Jury awards $340,000 to doctor in age discrimination case

On Behalf of | Jun 16, 2012 | Age Discrimination |

Although one would believe that with age comes wisdom, especially in the medical field, a recent case in the neighboring state of Iowa shows a different reality. Minnesota readers may be interested to hear about a recent employment law case where an 81-year-old doctor was subjected to age discrimination that resulted in wrongful discharge.

After 55 years of practice, the aging doctor was able to secure a position at a center for the mentally disabled. Unfortunately, only eight days later, the man was fired from his position. The issue was brought before a jury, where the details of the case were examined.
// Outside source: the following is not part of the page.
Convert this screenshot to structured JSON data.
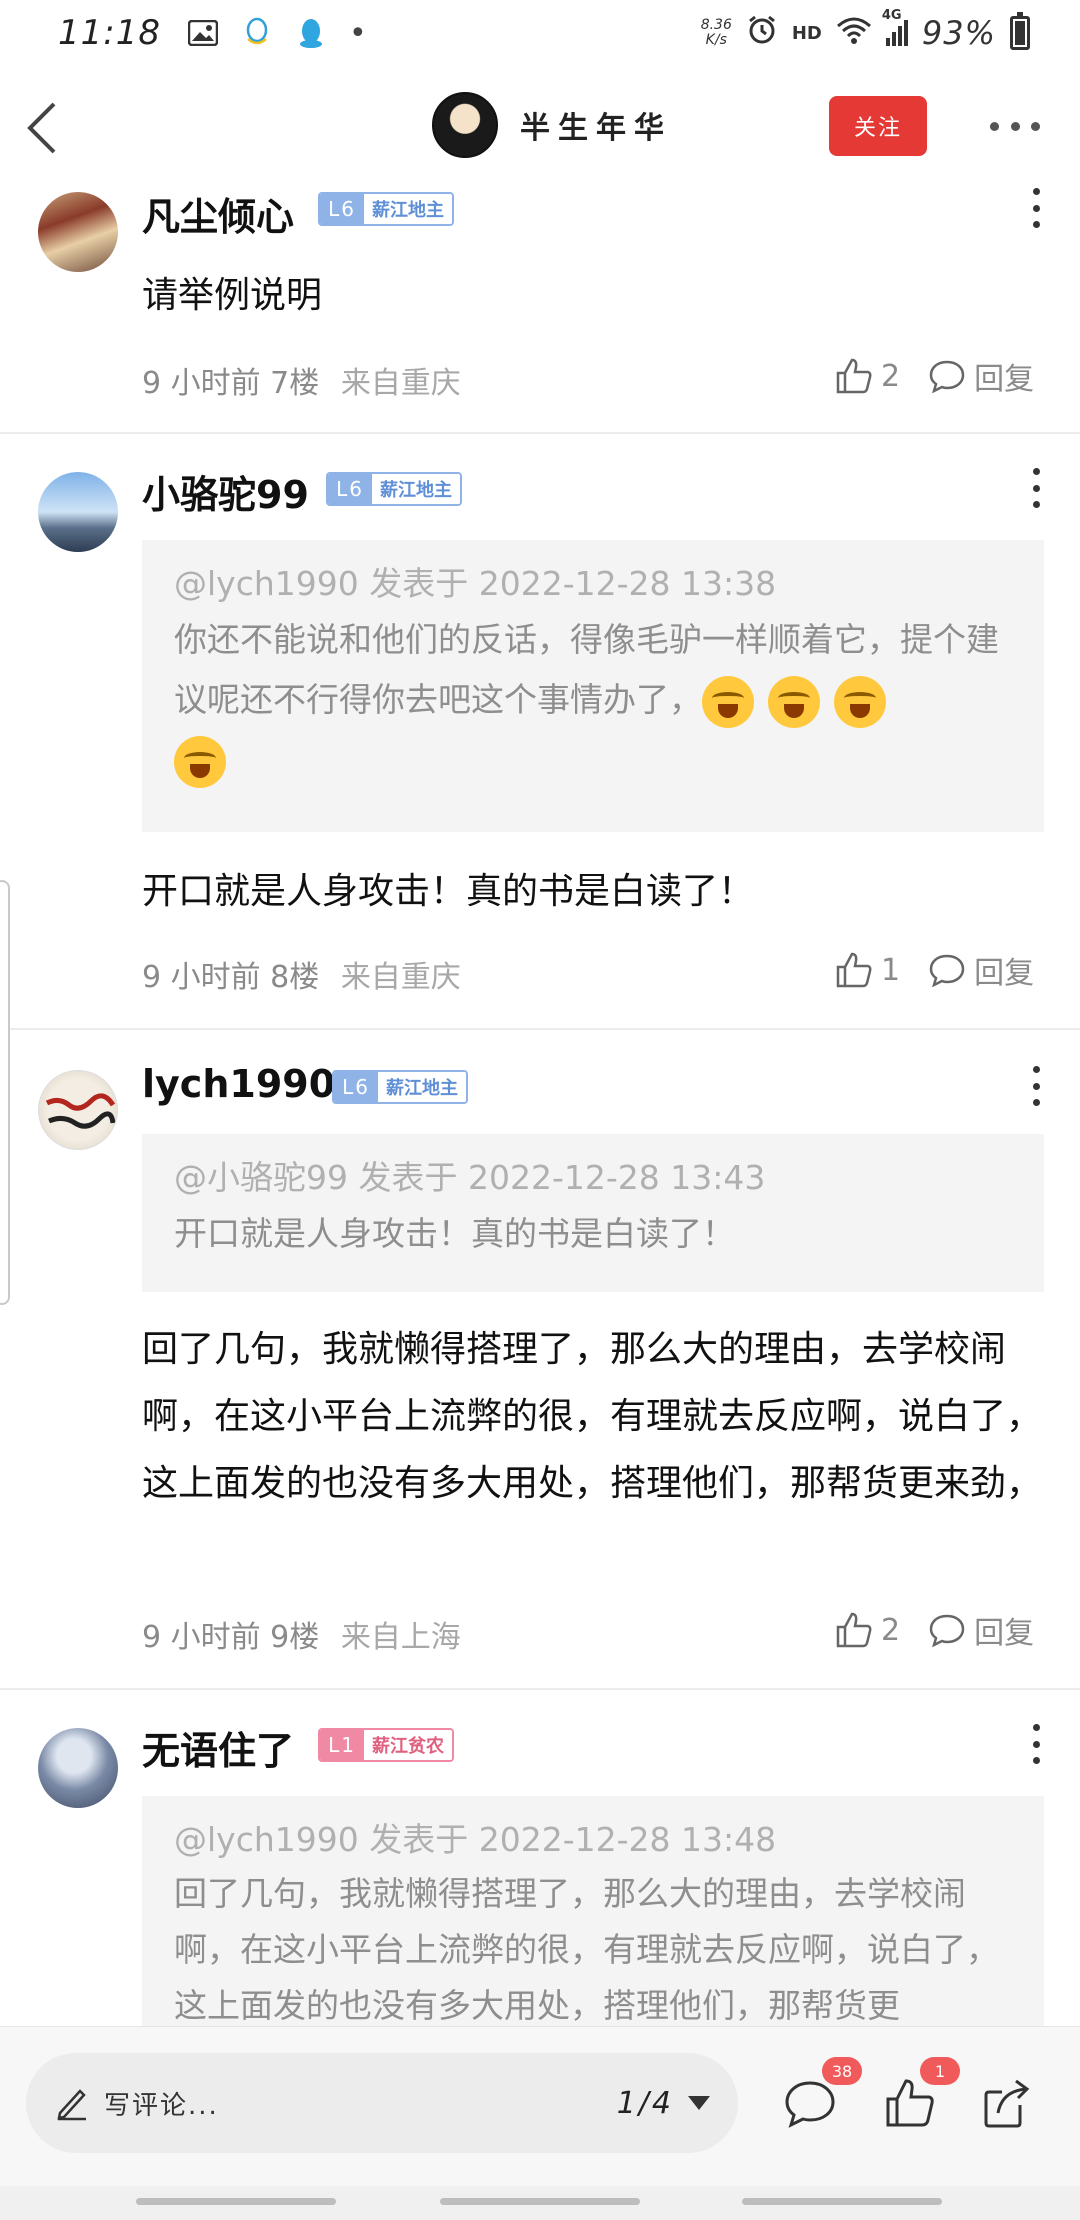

According to the man’s lawyer, the doctor was asked age-related questions during his interview for the position. Once hired, he was given a salary of $105,000, but court documents state the pay scale for the job was between $162,843 and $231,608.

Furthermore, once the doctor began his job, he was reportedly subjected to “discriminatory treatment and harassment” due to his age and received inadequate training for the job. As he worked, he was denied at least one of his job responsibilities and his hours and pay were reduced. Finally, just a week later, he was terminated.

After reviewing all the facts of the case, a county jury awarded the man a total of $340,000. Of that, $140,000 was in lost wages and an addition $200,000 was for past and future emotional distress. According the man’s lawyer, being fired was a huge blow for the 55-year veteran, causing him to suffer significant depression.

Although some employers may view older workers as liabilities, there are laws, such as the Age Discrimination in Employment Act of 1967, that are set up to protect workers against this type of discrimination. In Minnesota, the Minnesota Human Rights Act makes it illegal for employers to discriminate based on age when it comes to employment practices.

Source: Business Week, “Doctor wins 340K in Iowa age discrimination case,” David Pitt, June 14, 2012